▶ **SUPPLIED MATERIAL**:
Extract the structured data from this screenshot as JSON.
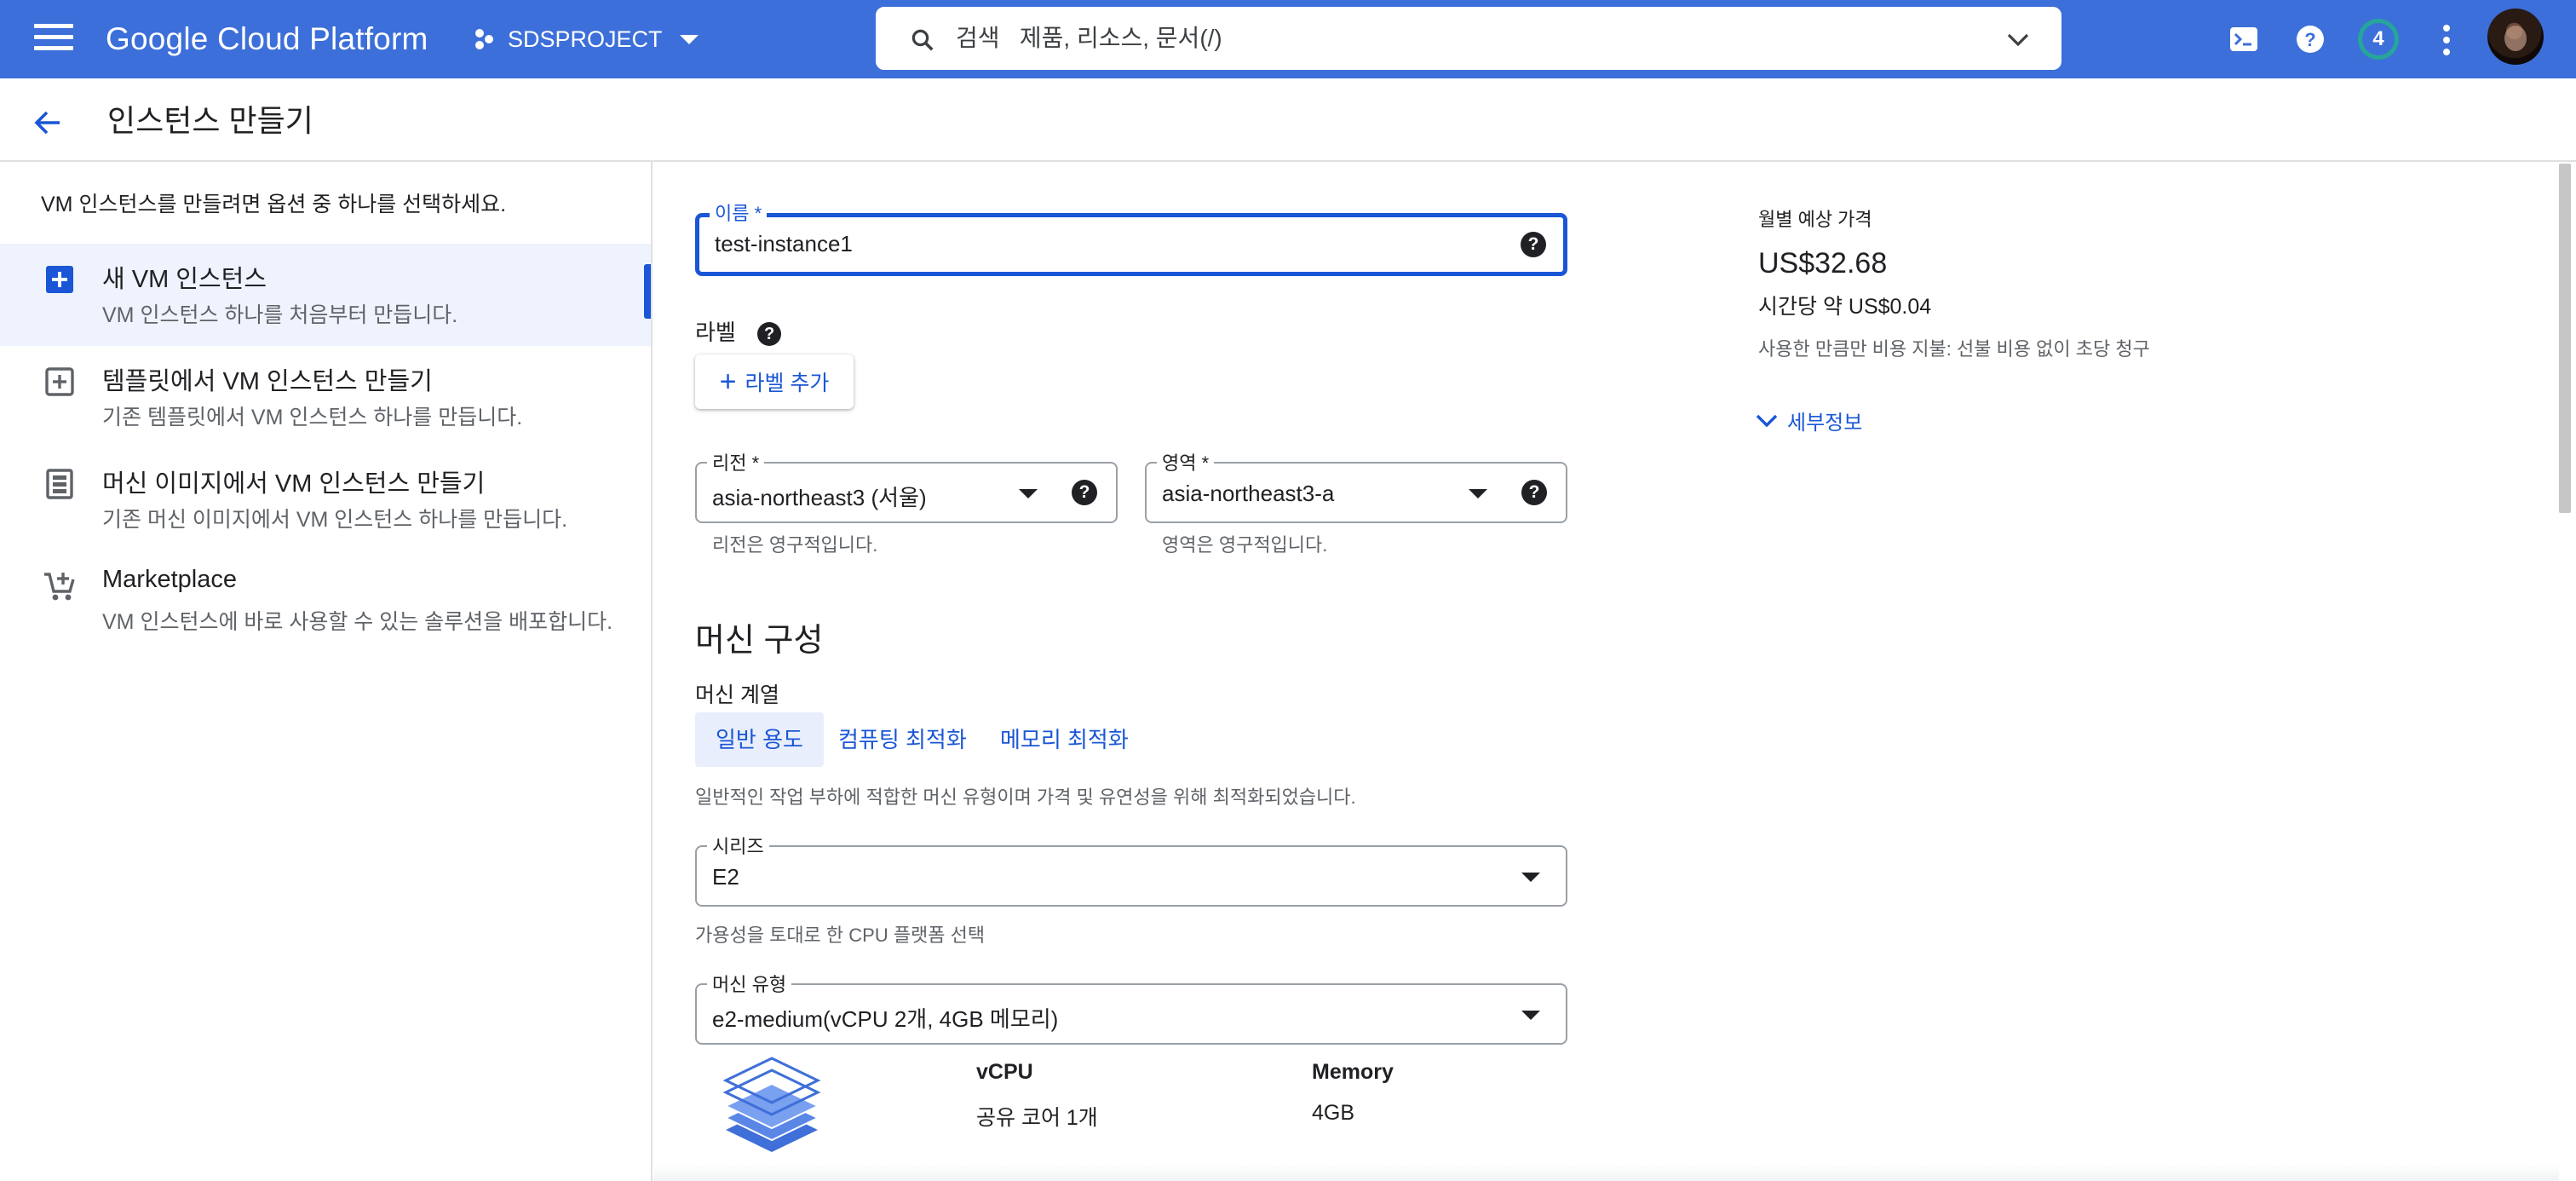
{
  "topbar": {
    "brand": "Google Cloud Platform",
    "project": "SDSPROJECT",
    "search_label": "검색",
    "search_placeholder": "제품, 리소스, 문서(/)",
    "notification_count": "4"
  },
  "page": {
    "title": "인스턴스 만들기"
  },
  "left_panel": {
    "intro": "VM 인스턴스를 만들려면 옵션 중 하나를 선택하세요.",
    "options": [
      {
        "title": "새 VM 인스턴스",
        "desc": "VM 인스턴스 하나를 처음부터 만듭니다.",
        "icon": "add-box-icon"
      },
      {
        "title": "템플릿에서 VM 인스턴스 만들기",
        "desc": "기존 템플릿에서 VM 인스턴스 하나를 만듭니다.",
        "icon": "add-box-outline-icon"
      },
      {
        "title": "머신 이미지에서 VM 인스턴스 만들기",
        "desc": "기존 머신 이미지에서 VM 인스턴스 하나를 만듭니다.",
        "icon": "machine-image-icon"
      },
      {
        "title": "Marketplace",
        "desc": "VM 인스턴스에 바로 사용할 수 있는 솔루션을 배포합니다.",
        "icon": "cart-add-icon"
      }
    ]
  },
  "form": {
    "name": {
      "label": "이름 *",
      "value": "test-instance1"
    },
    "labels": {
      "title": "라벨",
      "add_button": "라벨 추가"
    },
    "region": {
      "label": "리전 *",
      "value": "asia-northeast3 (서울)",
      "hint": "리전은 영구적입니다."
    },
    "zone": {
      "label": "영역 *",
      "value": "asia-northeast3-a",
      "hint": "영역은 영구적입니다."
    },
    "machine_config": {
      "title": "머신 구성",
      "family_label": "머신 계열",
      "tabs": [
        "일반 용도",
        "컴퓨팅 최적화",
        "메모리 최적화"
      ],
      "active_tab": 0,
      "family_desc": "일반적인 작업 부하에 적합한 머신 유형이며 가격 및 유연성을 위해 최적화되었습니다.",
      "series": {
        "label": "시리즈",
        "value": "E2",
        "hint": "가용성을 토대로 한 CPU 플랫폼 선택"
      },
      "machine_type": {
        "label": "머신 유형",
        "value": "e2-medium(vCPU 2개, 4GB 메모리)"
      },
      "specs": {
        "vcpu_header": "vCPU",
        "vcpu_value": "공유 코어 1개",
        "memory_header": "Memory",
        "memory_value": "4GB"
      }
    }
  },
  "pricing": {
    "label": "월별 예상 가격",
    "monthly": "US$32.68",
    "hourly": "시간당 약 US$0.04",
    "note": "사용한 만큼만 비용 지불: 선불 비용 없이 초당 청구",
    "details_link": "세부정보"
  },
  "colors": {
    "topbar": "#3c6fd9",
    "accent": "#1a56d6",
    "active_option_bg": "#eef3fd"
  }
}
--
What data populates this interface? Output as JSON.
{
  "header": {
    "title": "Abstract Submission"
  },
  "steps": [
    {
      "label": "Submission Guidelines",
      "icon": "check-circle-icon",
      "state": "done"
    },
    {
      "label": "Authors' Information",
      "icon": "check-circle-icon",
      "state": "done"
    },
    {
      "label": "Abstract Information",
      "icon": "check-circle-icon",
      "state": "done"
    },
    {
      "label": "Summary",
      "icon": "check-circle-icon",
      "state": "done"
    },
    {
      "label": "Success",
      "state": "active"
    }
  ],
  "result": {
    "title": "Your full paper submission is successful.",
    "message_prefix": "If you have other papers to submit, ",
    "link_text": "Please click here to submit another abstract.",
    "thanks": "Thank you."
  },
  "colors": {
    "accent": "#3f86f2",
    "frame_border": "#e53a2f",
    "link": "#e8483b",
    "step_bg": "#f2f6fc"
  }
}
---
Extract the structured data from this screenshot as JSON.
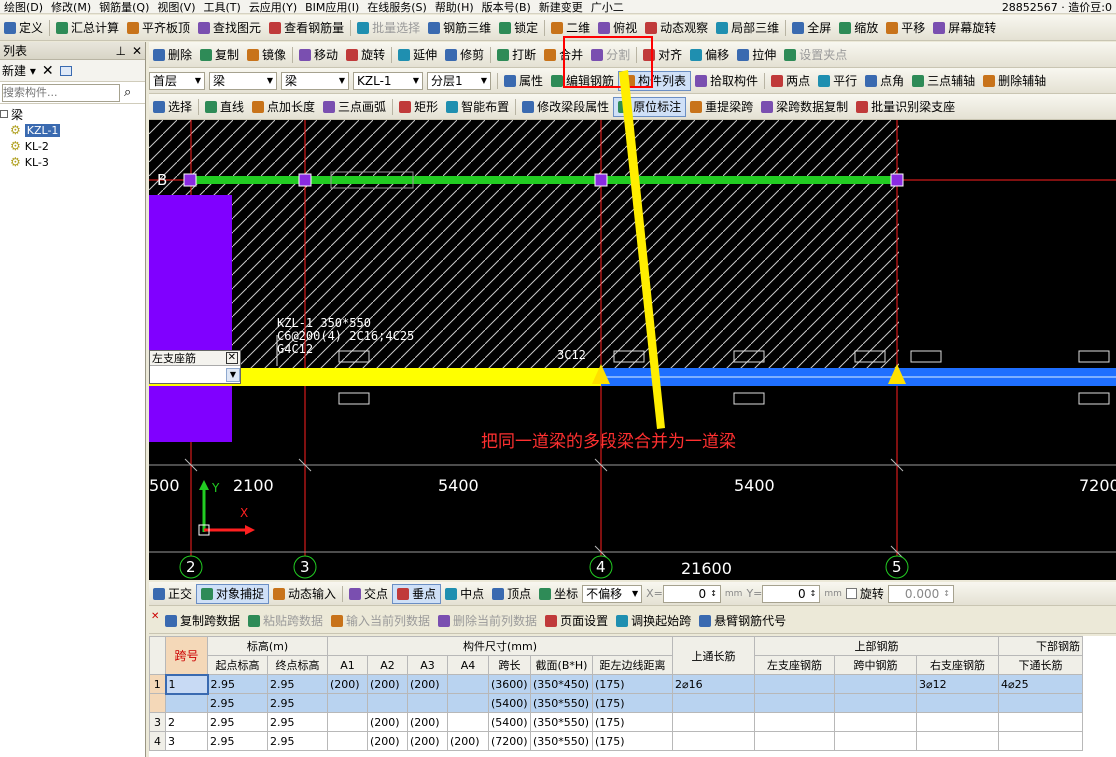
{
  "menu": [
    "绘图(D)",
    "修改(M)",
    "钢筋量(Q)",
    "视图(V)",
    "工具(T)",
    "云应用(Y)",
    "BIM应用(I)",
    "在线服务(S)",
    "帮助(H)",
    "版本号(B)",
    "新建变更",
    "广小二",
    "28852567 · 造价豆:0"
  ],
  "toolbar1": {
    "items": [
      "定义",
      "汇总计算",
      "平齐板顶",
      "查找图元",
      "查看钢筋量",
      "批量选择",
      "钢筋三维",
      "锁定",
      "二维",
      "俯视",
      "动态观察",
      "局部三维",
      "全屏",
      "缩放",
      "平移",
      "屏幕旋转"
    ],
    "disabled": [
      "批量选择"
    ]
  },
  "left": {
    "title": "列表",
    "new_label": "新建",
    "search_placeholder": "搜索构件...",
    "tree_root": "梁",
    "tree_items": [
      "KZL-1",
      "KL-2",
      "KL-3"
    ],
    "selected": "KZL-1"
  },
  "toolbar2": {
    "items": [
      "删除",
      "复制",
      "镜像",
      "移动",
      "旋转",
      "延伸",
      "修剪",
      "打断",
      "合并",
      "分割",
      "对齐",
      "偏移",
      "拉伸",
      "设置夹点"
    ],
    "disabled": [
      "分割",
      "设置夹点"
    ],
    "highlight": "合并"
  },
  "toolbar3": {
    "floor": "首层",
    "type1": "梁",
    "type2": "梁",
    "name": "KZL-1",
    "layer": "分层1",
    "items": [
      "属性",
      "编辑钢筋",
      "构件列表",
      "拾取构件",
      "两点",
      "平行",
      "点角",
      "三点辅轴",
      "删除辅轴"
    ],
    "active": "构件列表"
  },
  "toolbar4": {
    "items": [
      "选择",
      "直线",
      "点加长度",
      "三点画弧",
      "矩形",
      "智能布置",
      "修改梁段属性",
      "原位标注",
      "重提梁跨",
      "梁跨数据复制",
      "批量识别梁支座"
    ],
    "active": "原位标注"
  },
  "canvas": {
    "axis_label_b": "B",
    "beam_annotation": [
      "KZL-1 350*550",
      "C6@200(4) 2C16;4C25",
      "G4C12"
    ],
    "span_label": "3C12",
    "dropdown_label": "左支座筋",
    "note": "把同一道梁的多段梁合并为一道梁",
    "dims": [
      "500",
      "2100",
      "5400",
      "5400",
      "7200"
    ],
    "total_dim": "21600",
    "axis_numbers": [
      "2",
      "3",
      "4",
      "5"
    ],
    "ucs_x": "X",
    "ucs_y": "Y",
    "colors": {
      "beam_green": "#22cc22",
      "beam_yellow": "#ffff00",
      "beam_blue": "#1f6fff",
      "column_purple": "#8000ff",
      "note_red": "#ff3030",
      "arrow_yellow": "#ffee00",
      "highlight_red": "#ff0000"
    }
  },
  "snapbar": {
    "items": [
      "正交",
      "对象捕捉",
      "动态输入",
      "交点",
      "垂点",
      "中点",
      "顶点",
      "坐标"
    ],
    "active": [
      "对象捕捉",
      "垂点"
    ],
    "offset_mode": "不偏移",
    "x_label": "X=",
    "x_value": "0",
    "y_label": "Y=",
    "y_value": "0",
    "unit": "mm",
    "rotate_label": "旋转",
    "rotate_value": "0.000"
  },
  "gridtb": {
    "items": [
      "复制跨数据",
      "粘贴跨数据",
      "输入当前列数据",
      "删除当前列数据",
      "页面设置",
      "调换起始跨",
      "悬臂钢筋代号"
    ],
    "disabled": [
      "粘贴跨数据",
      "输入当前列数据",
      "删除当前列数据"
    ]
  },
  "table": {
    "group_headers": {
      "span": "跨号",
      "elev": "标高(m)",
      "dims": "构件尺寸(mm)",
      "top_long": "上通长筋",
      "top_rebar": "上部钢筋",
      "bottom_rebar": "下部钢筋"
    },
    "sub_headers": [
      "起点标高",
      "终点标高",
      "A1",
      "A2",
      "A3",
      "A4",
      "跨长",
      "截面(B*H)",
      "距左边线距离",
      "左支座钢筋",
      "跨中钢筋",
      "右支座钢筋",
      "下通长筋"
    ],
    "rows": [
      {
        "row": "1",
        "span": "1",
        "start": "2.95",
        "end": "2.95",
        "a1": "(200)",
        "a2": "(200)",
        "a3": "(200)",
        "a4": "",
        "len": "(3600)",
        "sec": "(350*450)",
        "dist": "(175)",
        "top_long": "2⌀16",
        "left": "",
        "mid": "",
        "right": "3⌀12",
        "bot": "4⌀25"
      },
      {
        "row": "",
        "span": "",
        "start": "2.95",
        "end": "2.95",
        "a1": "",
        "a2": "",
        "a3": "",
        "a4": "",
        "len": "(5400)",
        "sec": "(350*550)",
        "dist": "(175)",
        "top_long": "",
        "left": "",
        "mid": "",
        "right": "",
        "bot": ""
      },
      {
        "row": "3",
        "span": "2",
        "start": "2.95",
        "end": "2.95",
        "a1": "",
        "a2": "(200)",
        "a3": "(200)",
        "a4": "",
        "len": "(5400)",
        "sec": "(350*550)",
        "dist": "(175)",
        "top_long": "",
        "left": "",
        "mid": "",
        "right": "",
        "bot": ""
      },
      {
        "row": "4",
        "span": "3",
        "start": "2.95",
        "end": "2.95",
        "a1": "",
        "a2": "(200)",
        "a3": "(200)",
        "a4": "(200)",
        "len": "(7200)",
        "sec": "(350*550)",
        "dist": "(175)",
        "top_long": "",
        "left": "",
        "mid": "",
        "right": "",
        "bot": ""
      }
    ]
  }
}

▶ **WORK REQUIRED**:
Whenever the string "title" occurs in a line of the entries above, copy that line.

▶ **EXERCISE ANSWER**:
    "title": "인스턴스 만들기"
        "title": "새 VM 인스턴스",
        "title": "템플릿에서 VM 인스턴스 만들기",
        "title": "머신 이미지에서 VM 인스턴스 만들기",
        "title": "Marketplace",
      "title": "라벨",
      "title": "머신 구성",
    "title": "Abstract Submission"
    "title": "Your full paper submission is successful.",
    "title": "列表",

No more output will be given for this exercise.